I’ve got about half of the front side done, and I’ve begun mowing up the back side to the top. I noticed the tractor seems to be weighted down by the heavy brush hog, and the steering isn’t as effective going up the hill then on flat ground. I’m not worried about the tractor flipping end over end, but when I turned around to look down the hill at what I’d accomplished I was a bit unsettled. This is the steepest hill I’ve done anything on. In my younger years I was quite adventurous in my Jeep Wagoneer, but this is no comparison; the Jeep had a roof overhead, and lacked a giant spinning blade behind me.
As I approached the top of the hill, I couldn’t stop myself from snapping some pictures of my Amish neighbors homes. These houses are all located by the main road which passes through the area.
Since I already had the camera in my hand, I thought I’d take a picture of John and Maratha’s garden. The light green tones hint at broccoli, and the darker green rows would seem to indicate tomatoes or potatoes. In front I’d guess the wiry items are onions. It also looks like they are expanding their garden for next year.
Once I got to the very top of the hill, I decided to climb up into Keith’s Hunting stand to take a look around. The stand adds about 20 feet to the already sweeping views, but that 20 feet makes a huge difference.
So there it is, the view from the top. My shed is barely shown in the lower left corner, and the barn in the center of the farm looks like a toy from this distance. I’ve got a lot of field left to mow, but it’s all part of keeping the farm in shape, and I will certainly be fun with a view like this.
This morning while getting some water out of the fridge, I noticed once again the vast amount of eggs piling up. I decided I would give them to my neighbors Urey and Ada, as they are always nice to me. When I got there, I couldn’t help but ask to take some pictures of their garden. The family is of the Amish devotion, so you will not see pictures of any of them, but they didn’t mind me taking a couple shots of their hard work.
One of my favorite shots was this compost pile on wheels. Lately I’ve been using my wheel barrel to haul compost nearly 400 feet across the farm to add it to my garden, so I can totally appreciate this amazing idea. When it’s ready to be spread, they hitch up a horse and pull it through the garden. This method would save me a ton of work !
Ada planted broccoli this year, something I was planning on doing, but I guess that got lost in the hurried shuffle. You can see a few bite marks from the same type of pest that has been eating my Mexican Husk Tomatillo’s. It could even be the same animal, as our gardens are only a few hundred feet apart. This pest only eats what it likes, and leaves everything else alone, so I guess I shouldn’t complain. It’s better then having a goat walk through…
Here is a cultivator that they use to turn their soil. They tell me it’s much easier to use then turning the soil by hand. I am in total agreement, as I’ve turned the soil where the onions are planted in my garden by hand. It’s brutal work, and keeps you sore for days. This neat tool is easy on a horse, and does a great job mixing the dirt.

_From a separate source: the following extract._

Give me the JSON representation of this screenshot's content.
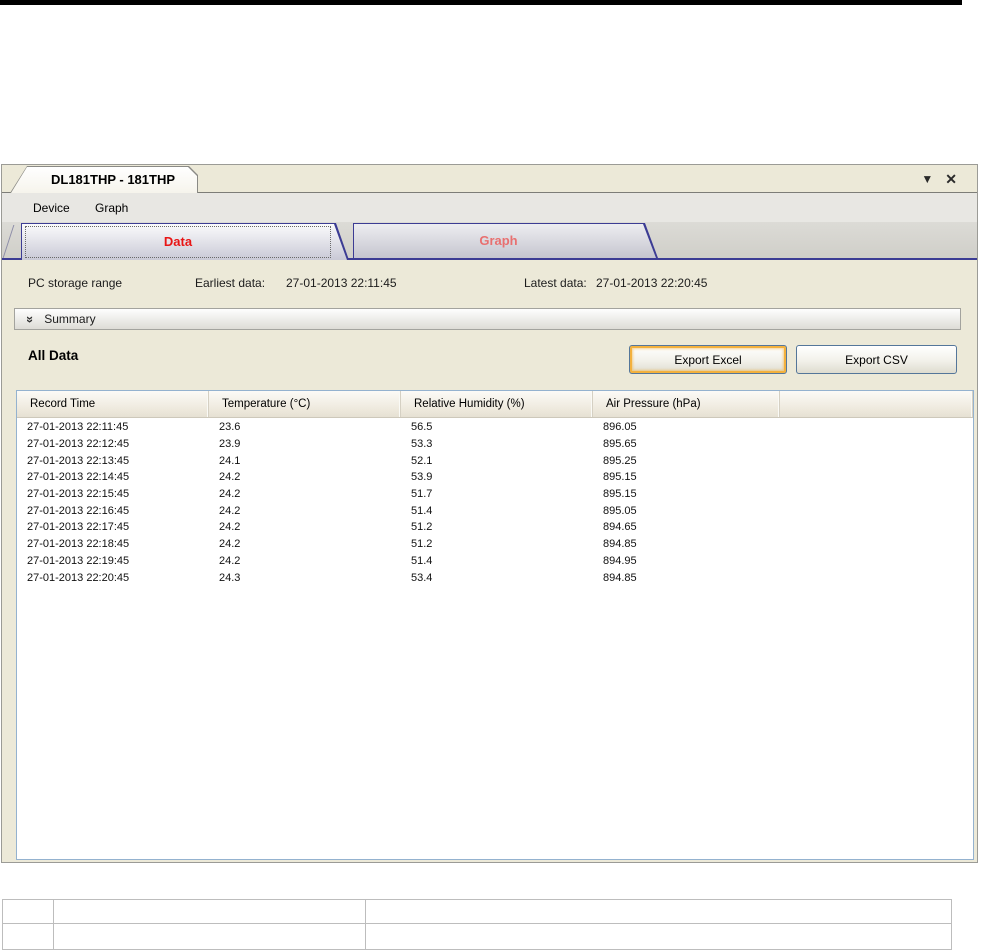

Before leaving, Ada showed me a potato growing method which she is trying this year. They take just the small eye from a potato and plant it. Most sources suggest planting potatoes in 2 inch chunks, so this is an experiment for them. If it works well, they will continue this practice in the future.
Here is an Amish Horse and Buggy. I was trying to take a picture of the buggy, without being seen. The Amish do not like their pictures taken, and I didn’t want them to know I had a camera. I have gotten a few pictures of them, but I will be respectfull, and not post those.

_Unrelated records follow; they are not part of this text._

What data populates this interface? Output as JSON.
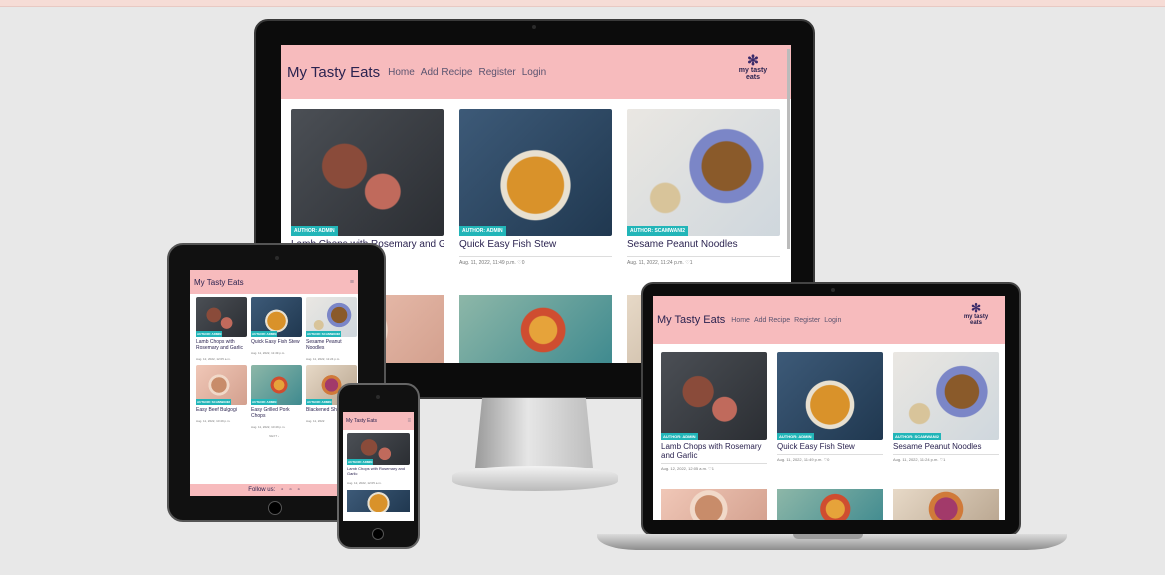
{
  "site": {
    "brand": "My Tasty Eats",
    "nav": [
      "Home",
      "Add Recipe",
      "Register",
      "Login"
    ],
    "logo_line1": "my tasty",
    "logo_line2": "eats",
    "menu_icon": "hamburger-icon",
    "logo_icon": "whisk-logo-icon"
  },
  "colors": {
    "nav_bg": "#f7bbbd",
    "brand_text": "#2b2350",
    "badge_bg": "#22b5b8"
  },
  "recipes": [
    {
      "title": "Lamb Chops with Rosemary and Garlic",
      "author": "AUTHOR: ADMIN",
      "date": "Aug. 12, 2022, 12:05 a.m.",
      "likes": "1"
    },
    {
      "title": "Quick Easy Fish Stew",
      "author": "AUTHOR: ADMIN",
      "date": "Aug. 11, 2022, 11:49 p.m.",
      "likes": "0"
    },
    {
      "title": "Sesame Peanut Noodles",
      "author": "AUTHOR: SCAMWANI2",
      "date": "Aug. 11, 2022, 11:24 p.m.",
      "likes": "1"
    },
    {
      "title": "Easy Beef Bulgogi",
      "author": "AUTHOR: SCAMWANI2",
      "date": "Aug. 11, 2022, 10:49 p.m.",
      "likes": "1"
    },
    {
      "title": "Easy Grilled Pork Chops",
      "author": "AUTHOR: ADMIN",
      "date": "Aug. 11, 2022, 10:49 p.m.",
      "likes": "1"
    },
    {
      "title": "Blackened Shrimp Tac",
      "author": "AUTHOR: ADMIN",
      "date": "Aug. 11, 2022",
      "likes": "1"
    }
  ],
  "pagination": {
    "next_label": "NEXT ›"
  },
  "footer": {
    "follow_label": "Follow us:"
  }
}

The Amish people live right next door to us, and we have become friends over time, but I can’t help but wonder what their life is like. I know they have lighting (gas powered), and running water (gravity, windmill or gas motor powered), but what do they think of us with our wonderous technology ?